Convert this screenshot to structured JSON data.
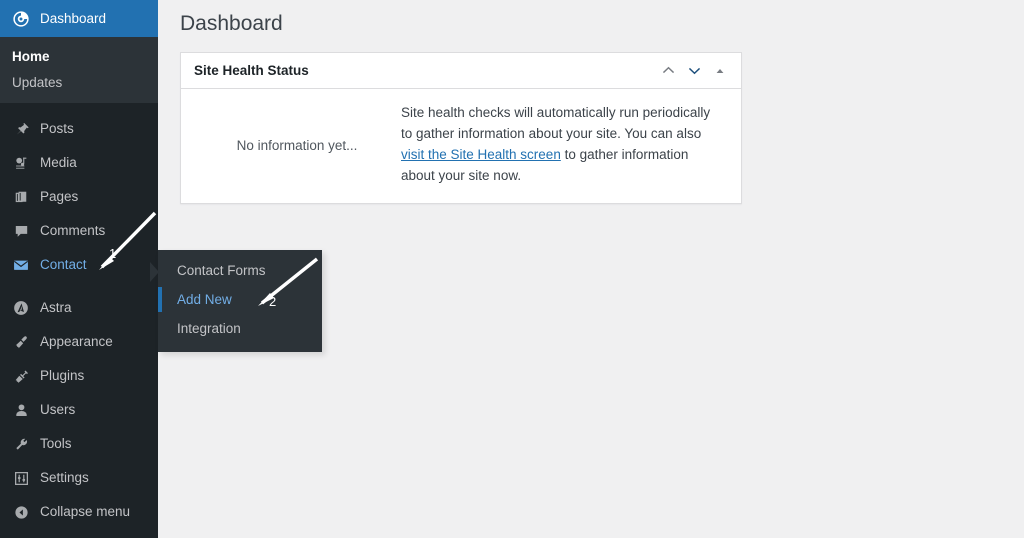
{
  "sidebar": {
    "current_item": "Dashboard",
    "accent_color": "#2271b1",
    "hover_color": "#72aee6",
    "background_color": "#1d2327",
    "submenu_background": "#2c3338",
    "dashboard": {
      "label": "Dashboard",
      "icon": "dashboard-gauge-icon",
      "submenu": [
        {
          "label": "Home",
          "icon": "",
          "current": true
        },
        {
          "label": "Updates",
          "icon": "",
          "current": false
        }
      ]
    },
    "items": [
      {
        "label": "Posts",
        "icon": "pushpin-icon",
        "state": "normal"
      },
      {
        "label": "Media",
        "icon": "media-camera-icon",
        "state": "normal"
      },
      {
        "label": "Pages",
        "icon": "pages-stack-icon",
        "state": "normal"
      },
      {
        "label": "Comments",
        "icon": "comment-bubble-icon",
        "state": "normal"
      },
      {
        "label": "Contact",
        "icon": "envelope-icon",
        "state": "hover"
      },
      {
        "label": "Astra",
        "icon": "astra-logo-icon",
        "state": "normal"
      },
      {
        "label": "Appearance",
        "icon": "paintbrush-icon",
        "state": "normal"
      },
      {
        "label": "Plugins",
        "icon": "plug-icon",
        "state": "normal"
      },
      {
        "label": "Users",
        "icon": "user-icon",
        "state": "normal"
      },
      {
        "label": "Tools",
        "icon": "wrench-icon",
        "state": "normal"
      },
      {
        "label": "Settings",
        "icon": "sliders-icon",
        "state": "normal"
      }
    ],
    "collapse": {
      "label": "Collapse menu",
      "icon": "collapse-arrow-icon"
    }
  },
  "flyout": {
    "title": "Contact",
    "items": [
      {
        "label": "Contact Forms",
        "current": false
      },
      {
        "label": "Add New",
        "current": true
      },
      {
        "label": "Integration",
        "current": false
      }
    ]
  },
  "main": {
    "page_title": "Dashboard",
    "site_health": {
      "title": "Site Health Status",
      "status_text": "No information yet...",
      "description_before": "Site health checks will automatically run periodically to gather information about your site. You can also ",
      "link_text": "visit the Site Health screen",
      "description_after": " to gather information about your site now.",
      "controls": [
        {
          "name": "move-up",
          "icon": "chevron-up-icon"
        },
        {
          "name": "move-down",
          "icon": "chevron-down-icon"
        },
        {
          "name": "toggle",
          "icon": "triangle-up-icon"
        }
      ]
    }
  },
  "annotations": [
    {
      "number": "1",
      "target": "Contact"
    },
    {
      "number": "2",
      "target": "Add New"
    }
  ]
}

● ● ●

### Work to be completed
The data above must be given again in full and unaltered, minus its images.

### Solution to this exercise
Convert this screenshot to structured JSON data.
{
  "sidebar": {
    "current_item": "Dashboard",
    "accent_color": "#2271b1",
    "hover_color": "#72aee6",
    "background_color": "#1d2327",
    "submenu_background": "#2c3338",
    "dashboard": {
      "label": "Dashboard",
      "icon": "dashboard-gauge-icon",
      "submenu": [
        {
          "label": "Home",
          "icon": "",
          "current": true
        },
        {
          "label": "Updates",
          "icon": "",
          "current": false
        }
      ]
    },
    "items": [
      {
        "label": "Posts",
        "icon": "pushpin-icon",
        "state": "normal"
      },
      {
        "label": "Media",
        "icon": "media-camera-icon",
        "state": "normal"
      },
      {
        "label": "Pages",
        "icon": "pages-stack-icon",
        "state": "normal"
      },
      {
        "label": "Comments",
        "icon": "comment-bubble-icon",
        "state": "normal"
      },
      {
        "label": "Contact",
        "icon": "envelope-icon",
        "state": "hover"
      },
      {
        "label": "Astra",
        "icon": "astra-logo-icon",
        "state": "normal"
      },
      {
        "label": "Appearance",
        "icon": "paintbrush-icon",
        "state": "normal"
      },
      {
        "label": "Plugins",
        "icon": "plug-icon",
        "state": "normal"
      },
      {
        "label": "Users",
        "icon": "user-icon",
        "state": "normal"
      },
      {
        "label": "Tools",
        "icon": "wrench-icon",
        "state": "normal"
      },
      {
        "label": "Settings",
        "icon": "sliders-icon",
        "state": "normal"
      }
    ],
    "collapse": {
      "label": "Collapse menu",
      "icon": "collapse-arrow-icon"
    }
  },
  "flyout": {
    "title": "Contact",
    "items": [
      {
        "label": "Contact Forms",
        "current": false
      },
      {
        "label": "Add New",
        "current": true
      },
      {
        "label": "Integration",
        "current": false
      }
    ]
  },
  "main": {
    "page_title": "Dashboard",
    "site_health": {
      "title": "Site Health Status",
      "status_text": "No information yet...",
      "description_before": "Site health checks will automatically run periodically to gather information about your site. You can also ",
      "link_text": "visit the Site Health screen",
      "description_after": " to gather information about your site now.",
      "controls": [
        {
          "name": "move-up",
          "icon": "chevron-up-icon"
        },
        {
          "name": "move-down",
          "icon": "chevron-down-icon"
        },
        {
          "name": "toggle",
          "icon": "triangle-up-icon"
        }
      ]
    }
  },
  "annotations": [
    {
      "number": "1",
      "target": "Contact"
    },
    {
      "number": "2",
      "target": "Add New"
    }
  ]
}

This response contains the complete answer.